Each behaviour is a separate class so I have things like, Hide, Chase, Evade, Combat, Find something to do, Wander, etc.  I had to create twelve separate behaviours before I could even test it.  This is because so many of the behaviours are made up of other behaviours and so few actually control the Bot.

To avoid creating garbage** I had to design the structures and classes carefully.  I finished by having only one instance of each behaviour shared by all the Bot classes.  Instead of adding the behaviours as needed and using the individual behaviour classes to store results, the results are passed in to and returned from the behaviour classes.  The results being stored between updates within their respective Bot's class'.

This image shows a simplified version of the design:

I have added a method to show on screen what any individual Bot is thinking.  I have this running in the game and I can see that the Bots respond to changes in the environment by changing their behaviour.

At the moment some of the behaviours themselves are not carrying out the actions that I would like but as each one is now independent and broken down in to smaller and smaller behaviours I can work through them to adjust each in turn to get the results I want.


** Garbage is the term used for adding and then freeing up memory on the heap.  This freed up memory needs to be collected for re-use by a framework process that is relatively slow on the Xbox.
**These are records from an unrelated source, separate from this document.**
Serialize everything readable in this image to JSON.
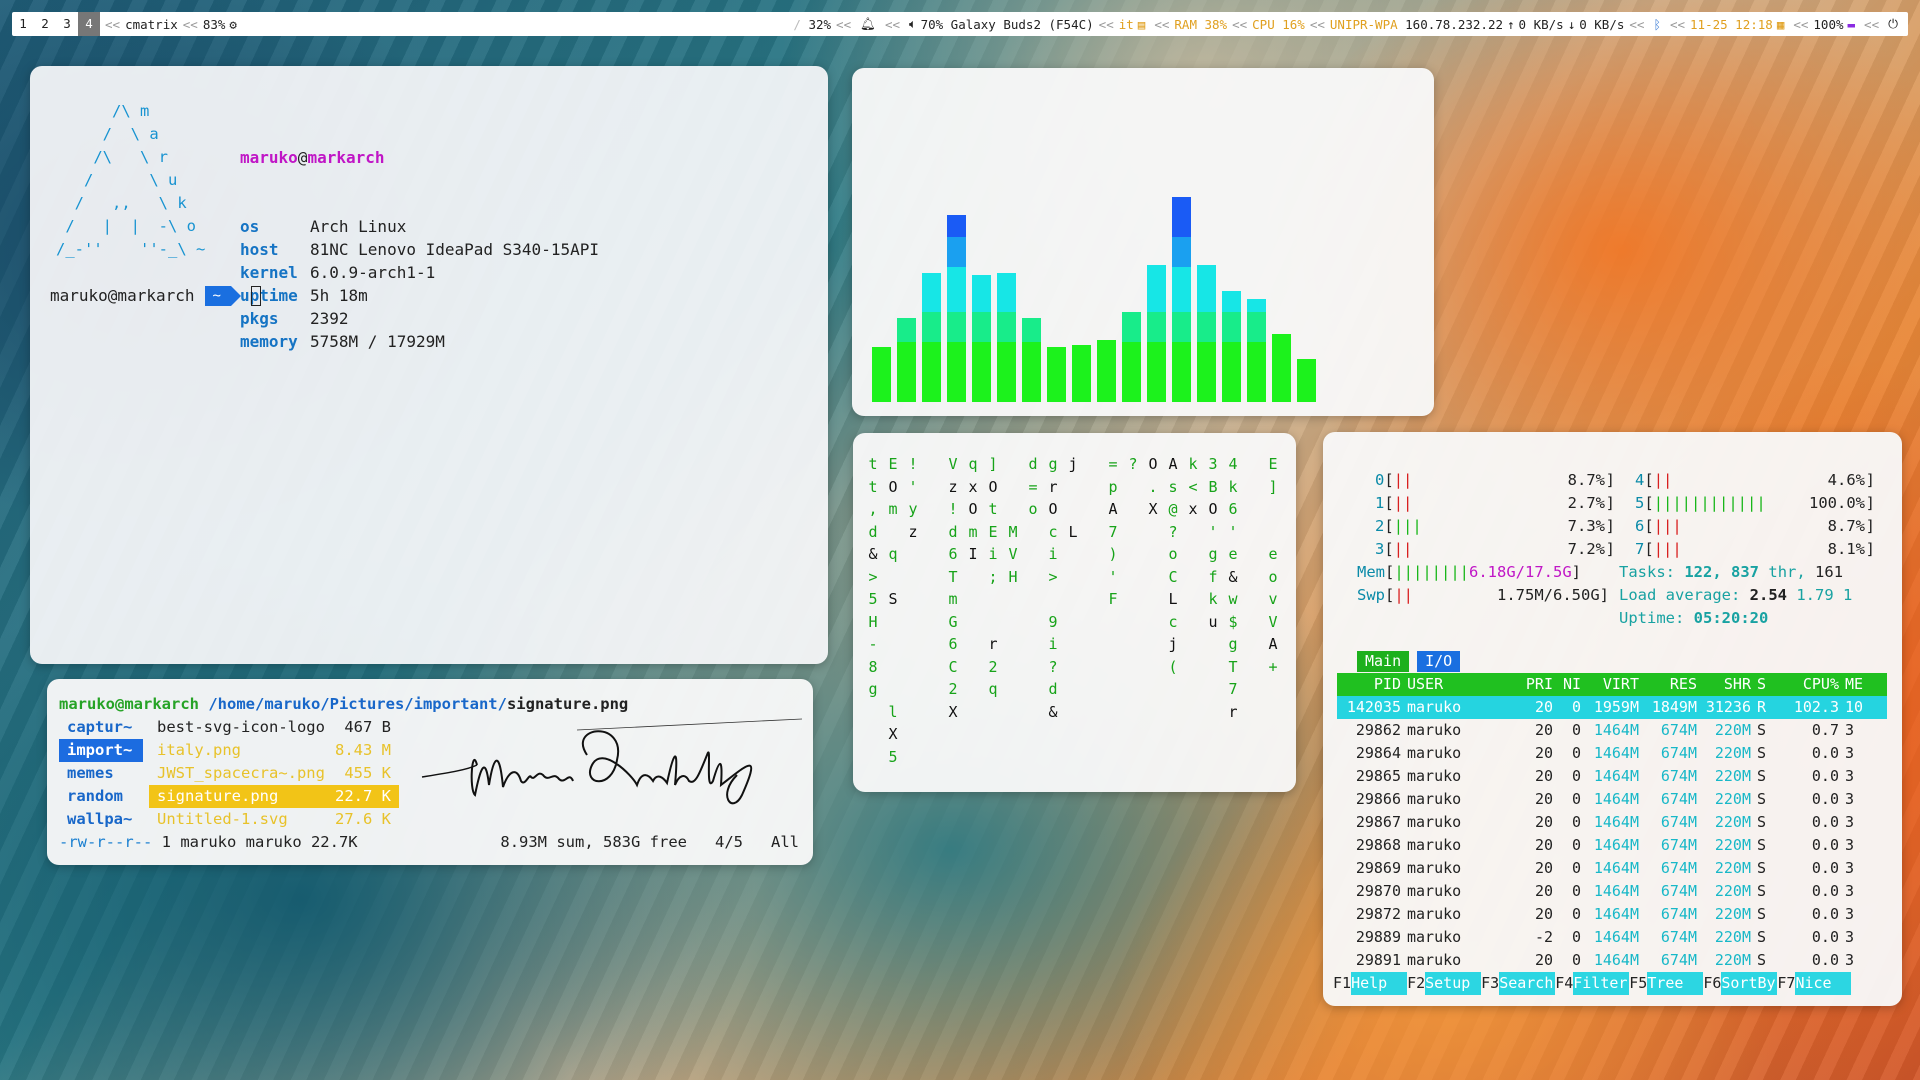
{
  "bar": {
    "workspaces": [
      "1",
      "2",
      "3",
      "4"
    ],
    "active_workspace": "4",
    "window_title": "cmatrix",
    "title_pct": "83%",
    "left_sep": "<<",
    "brightness": "32%",
    "volume": "70%",
    "bluetooth_device": "Galaxy Buds2 (F54C)",
    "keyboard_layout": "it",
    "ram": "RAM 38%",
    "cpu": "CPU 16%",
    "network_name": "UNIPR-WPA",
    "ip": "160.78.232.22",
    "up_speed": "0 KB/s",
    "down_speed": "0 KB/s",
    "datetime": "11-25 12:18",
    "battery": "100%",
    "sep": "<<",
    "sep2": "/"
  },
  "neofetch": {
    "logo_lines": [
      "      /\\ m",
      "     /  \\ a",
      "    /\\   \\ r",
      "   /      \\ u",
      "  /   ,,   \\ k",
      " /   |  |  -\\ o",
      "/_-''    ''-_\\ ~"
    ],
    "user": "maruko",
    "at": "@",
    "host_name": "markarch",
    "fields": [
      {
        "k": "os",
        "v": "Arch Linux"
      },
      {
        "k": "host",
        "v": "81NC Lenovo IdeaPad S340-15API"
      },
      {
        "k": "kernel",
        "v": "6.0.9-arch1-1"
      },
      {
        "k": "uptime",
        "v": "5h 18m"
      },
      {
        "k": "pkgs",
        "v": "2392"
      },
      {
        "k": "memory",
        "v": "5758M / 17929M"
      }
    ],
    "prompt_user": "maruko@markarch",
    "prompt_dir": "~"
  },
  "cava": {
    "levels": [
      0.27,
      0.41,
      0.63,
      0.91,
      0.62,
      0.63,
      0.41,
      0.27,
      0.28,
      0.3,
      0.44,
      0.67,
      1.0,
      0.67,
      0.54,
      0.5,
      0.33,
      0.21
    ],
    "colors": {
      "bottom": "#1cf21c",
      "mid": "#17e6e6",
      "top": "#1a5bf5"
    }
  },
  "matrix": {
    "columns": [
      "ttxd&>5H-8g",
      "EO,q S",
      " !mz",
      " y ",
      "V!zd6TmG6C25,/",
      "qxOm",
      "] Ot ",
      "Oti;rM2q",
      "dEVH",
      "gr=MOci>",
      "jLo ",
      "  O9i?d&t",
      "=pA7)'F",
      "?",
      "OA.X",
      "As<@?oCLcj(",
      "k X",
      "3BOg&k$uVr",
      "4k6 ",
      "' eew7T",
      "E]o vVA+"
    ],
    "cols_data": [
      {
        "c": "t t , d & > 5 H - 8 g"
      },
      {
        "c": "E O m q S"
      },
      {
        "c": "! ' y z"
      }
    ]
  },
  "htop": {
    "cpus": [
      {
        "id": "0",
        "bar": "||",
        "pct": "8.7%"
      },
      {
        "id": "1",
        "bar": "||",
        "pct": "2.7%"
      },
      {
        "id": "2",
        "bar": "|||",
        "pct": "7.3%"
      },
      {
        "id": "3",
        "bar": "||",
        "pct": "7.2%"
      },
      {
        "id": "4",
        "bar": "||",
        "pct": "4.6%"
      },
      {
        "id": "5",
        "bar": "||||||||||||",
        "pct": "100.0%"
      },
      {
        "id": "6",
        "bar": "|||",
        "pct": "8.7%"
      },
      {
        "id": "7",
        "bar": "|||",
        "pct": "8.1%"
      }
    ],
    "mem_label": "Mem",
    "mem_bar": "||||||||",
    "mem_val": "6.18G/17.5G",
    "swp_label": "Swp",
    "swp_bar": "||",
    "swp_val": "1.75M/6.50G",
    "tasks_label": "Tasks:",
    "tasks": "122,",
    "threads": "837",
    "thr_label": "thr,",
    "running": "161",
    "load_label": "Load average:",
    "load1": "2.54",
    "load5": "1.79",
    "load15": "1",
    "uptime_label": "Uptime:",
    "uptime": "05:20:20",
    "tabs": [
      "Main",
      "I/O"
    ],
    "header": [
      "PID",
      "USER",
      "PRI",
      "NI",
      "VIRT",
      "RES",
      "SHR",
      "S",
      "CPU%",
      "ME"
    ],
    "rows": [
      [
        "142035",
        "maruko",
        "20",
        "0",
        "1959M",
        "1849M",
        "31236",
        "R",
        "102.3",
        "10"
      ],
      [
        "29862",
        "maruko",
        "20",
        "0",
        "1464M",
        "674M",
        "220M",
        "S",
        "0.7",
        "3"
      ],
      [
        "29864",
        "maruko",
        "20",
        "0",
        "1464M",
        "674M",
        "220M",
        "S",
        "0.0",
        "3"
      ],
      [
        "29865",
        "maruko",
        "20",
        "0",
        "1464M",
        "674M",
        "220M",
        "S",
        "0.0",
        "3"
      ],
      [
        "29866",
        "maruko",
        "20",
        "0",
        "1464M",
        "674M",
        "220M",
        "S",
        "0.0",
        "3"
      ],
      [
        "29867",
        "maruko",
        "20",
        "0",
        "1464M",
        "674M",
        "220M",
        "S",
        "0.0",
        "3"
      ],
      [
        "29868",
        "maruko",
        "20",
        "0",
        "1464M",
        "674M",
        "220M",
        "S",
        "0.0",
        "3"
      ],
      [
        "29869",
        "maruko",
        "20",
        "0",
        "1464M",
        "674M",
        "220M",
        "S",
        "0.0",
        "3"
      ],
      [
        "29870",
        "maruko",
        "20",
        "0",
        "1464M",
        "674M",
        "220M",
        "S",
        "0.0",
        "3"
      ],
      [
        "29872",
        "maruko",
        "20",
        "0",
        "1464M",
        "674M",
        "220M",
        "S",
        "0.0",
        "3"
      ],
      [
        "29889",
        "maruko",
        "-2",
        "0",
        "1464M",
        "674M",
        "220M",
        "S",
        "0.0",
        "3"
      ],
      [
        "29891",
        "maruko",
        "20",
        "0",
        "1464M",
        "674M",
        "220M",
        "S",
        "0.0",
        "3"
      ]
    ],
    "fkeys": [
      {
        "k": "F1",
        "l": "Help"
      },
      {
        "k": "F2",
        "l": "Setup"
      },
      {
        "k": "F3",
        "l": "Search"
      },
      {
        "k": "F4",
        "l": "Filter"
      },
      {
        "k": "F5",
        "l": "Tree"
      },
      {
        "k": "F6",
        "l": "SortBy"
      },
      {
        "k": "F7",
        "l": "Nice"
      }
    ]
  },
  "ranger": {
    "user_host": "maruko@markarch",
    "path": "/home/maruko/Pictures/important/",
    "file": "signature.png",
    "left": [
      "captur~",
      "import~",
      "memes",
      "random",
      "wallpa~"
    ],
    "left_selected": 1,
    "files": [
      {
        "name": "best-svg-icon-logo",
        "size": "467 B"
      },
      {
        "name": "italy.png",
        "size": "8.43 M"
      },
      {
        "name": "JWST_spacecra~.png",
        "size": "455 K"
      },
      {
        "name": "signature.png",
        "size": "22.7 K"
      },
      {
        "name": "Untitled-1.svg",
        "size": "27.6 K"
      }
    ],
    "file_selected": 3,
    "perm": "-rw-r--r--",
    "info": "1 maruko maruko 22.7K",
    "summary": "8.93M sum, 583G free",
    "pos": "4/5",
    "all": "All"
  }
}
Just adding to the heap is eventually sufficient to trigger the slow collection process even if there is no memory available to free up.

Sunday, 11 December 2011
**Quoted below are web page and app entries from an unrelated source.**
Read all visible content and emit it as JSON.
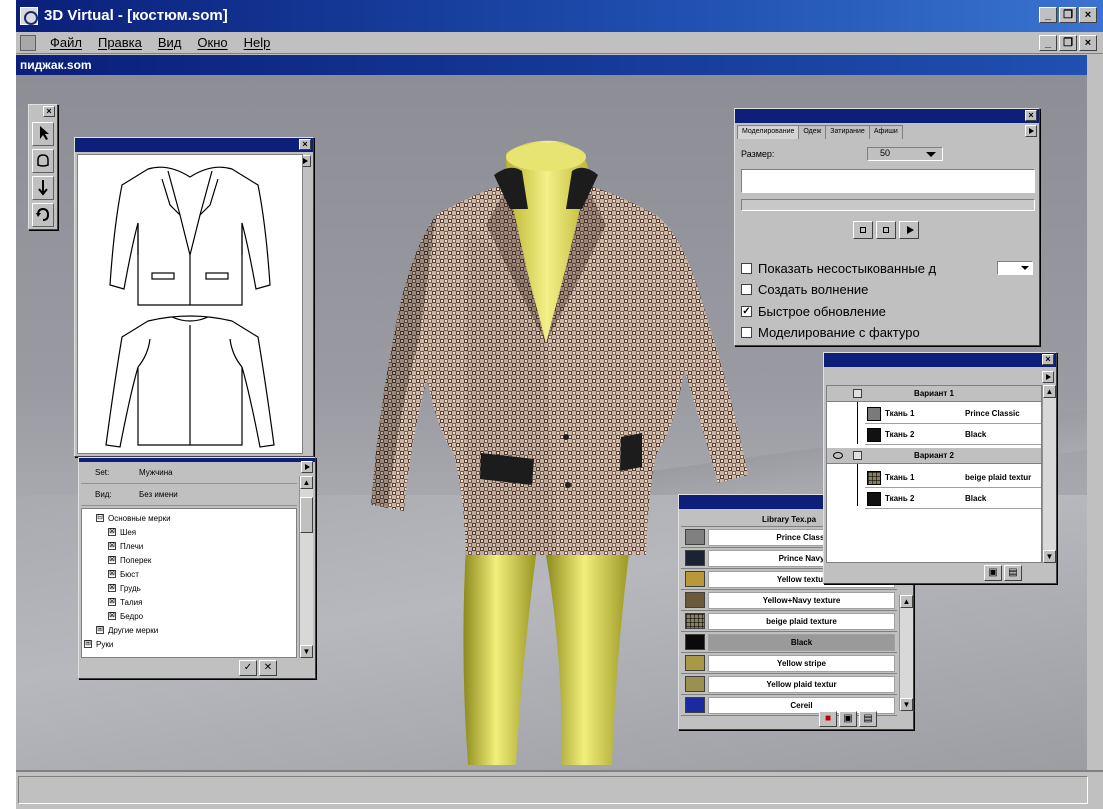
{
  "app": {
    "title": "3D Virtual - [костюм.som]",
    "doc_title": "пиджак.som"
  },
  "menu": {
    "items": [
      "Файл",
      "Правка",
      "Вид",
      "Окно",
      "Help"
    ]
  },
  "window_buttons": [
    "_",
    "❐",
    "×"
  ],
  "toolbox": {
    "tools": [
      "select-arrow-icon",
      "grab-hand-icon",
      "pin-icon",
      "rotate-icon"
    ]
  },
  "tree_panel": {
    "set_label": "Set:",
    "set_value": "Мужчина",
    "view_label": "Вид:",
    "view_value": "Без имени",
    "nodes": [
      {
        "box": "⊟",
        "label": "Основные мерки"
      },
      {
        "box": "⊠",
        "label": "Шея"
      },
      {
        "box": "⊠",
        "label": "Плечи"
      },
      {
        "box": "⊠",
        "label": "Поперек"
      },
      {
        "box": "⊠",
        "label": "Бюст"
      },
      {
        "box": "⊠",
        "label": "Грудь"
      },
      {
        "box": "⊠",
        "label": "Талия"
      },
      {
        "box": "⊠",
        "label": "Бедро"
      },
      {
        "box": "⊞",
        "label": "Другие мерки"
      },
      {
        "box": "⊞",
        "label": "Руки"
      }
    ]
  },
  "modelling_panel": {
    "tabs": [
      "Моделирование",
      "Одеж",
      "Затирание",
      "Афиши"
    ],
    "size_label": "Размер:",
    "size_value": "50",
    "checkboxes": [
      {
        "label": "Показать несостыкованные д",
        "checked": false
      },
      {
        "label": "Создать волнение",
        "checked": false
      },
      {
        "label": "Быстрое обновление",
        "checked": true
      },
      {
        "label": "Моделирование с фактуро",
        "checked": false
      }
    ]
  },
  "variants_panel": {
    "groups": [
      {
        "name": "Вариант 1",
        "rows": [
          {
            "fabric": "Ткань 1",
            "material": "Prince Classic",
            "color": "#7a7a7a"
          },
          {
            "fabric": "Ткань 2",
            "material": "Black",
            "color": "#111111"
          }
        ]
      },
      {
        "name": "Вариант 2",
        "rows": [
          {
            "fabric": "Ткань 1",
            "material": "beige plaid textur",
            "color": "plaid"
          },
          {
            "fabric": "Ткань 2",
            "material": "Black",
            "color": "#111111"
          }
        ]
      }
    ]
  },
  "library_panel": {
    "header": "Library Tex.pa",
    "items": [
      {
        "name": "Prince Classi",
        "color": "#808080"
      },
      {
        "name": "Prince Navy",
        "color": "#1a2233"
      },
      {
        "name": "Yellow textur",
        "color": "#b89838"
      },
      {
        "name": "Yellow+Navy texture",
        "color": "#6a5a3a"
      },
      {
        "name": "beige plaid texture",
        "color": "plaid"
      },
      {
        "name": "Black",
        "color": "#0a0a0a",
        "selected": true
      },
      {
        "name": "Yellow stripe",
        "color": "#a89848"
      },
      {
        "name": "Yellow plaid textur",
        "color": "#9a9050"
      },
      {
        "name": "Cereil",
        "color": "#1a2aa0"
      }
    ]
  }
}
GameTime in another Thread

I run all the AI in Diabolical: The Shooter in a separate thread.  On the Xbox this is a hardware thread.  While working on the Behaviour Tree that I am currently in the process of implementing I found I needed to keep track of time.

The time is used to avoid tasks taking too long and making the Bot look daft.  It did not take me long to realise that getting the main thread GameTime in to another thread is not that easy.  In fact the following post from the XNA forums convinced me that I should not try:

In the post Shawn Hargreaves suggests using a Stopwatch.  As Shawn wrote a large chunk of the XNA framework I have a lot of respect for his suggestions and taking that advice usually saves me a lot of work.  So without any hesitation that is what I did. 

I need to pass the time round to lots of behaviours.  The Stopwatch is a class so I could pass that round easily.  It's results are TimeSpan's which are structures so not as fast for passing as a parameter.  I would have liked some of the convenience of the GameTime class however it was unclear from the documentation if it included its own timer so I decided to write my own wrapper for a Stopwatch.

As it turned out all I needed was the following:

// Use a stopwatch to keep track of 
// the time for other threads
public class ThreadTimer
    private Stopwatch threadTime;

    // Create and start the timer.
    public ThreadTimer()
        threadTime = Stopwatch.StartNew();
    // The time since the timer was started
    public TimeSpan CurrentTime
        get { return threadTime.Elapsed; }
    // Calculate the future time after a number of 
    // seconds has been added to the current time.
    public TimeSpan EndTimeAfter(float howManySeconds)
        return CurrentTime + 

I start that class whenever the new AI thread starts:

private void ProcessBehaviourUpdatesThread()
#if XBOX
    // First move on to the desired 
    // hardware thread
    int[] cpu = new int[1];
    cpu[0] = 5;
    // Each thread needs it's own random
    random = new Random();
    // Use the time to prevent run away behaviour
    threadTime = new ThreadTimer();
    // Keep the thread processing requests
    while (!KillThreads)
        // Allow for anything else that runs 
        // on this hardware thread to get a chance.
    IsBehaviourThreadActive = false;

That 'threadTime' is then passed to the Update() method of each behaviour. 

While mentioning threads I also pass the Random class as well.  That is another thing that is awkward with threads.  For some reason each thread must have its own Random.  I pass the reference to that in the Update() as well.

I'm please with how my Behaviour Tree is coming along.  At the moment it is untested but already it is more flexible and neater code than the State Machine I was using before.  The main code is done and now I am adding the individual behaviour classes.  I'll probably go in to more detail when I have it tested.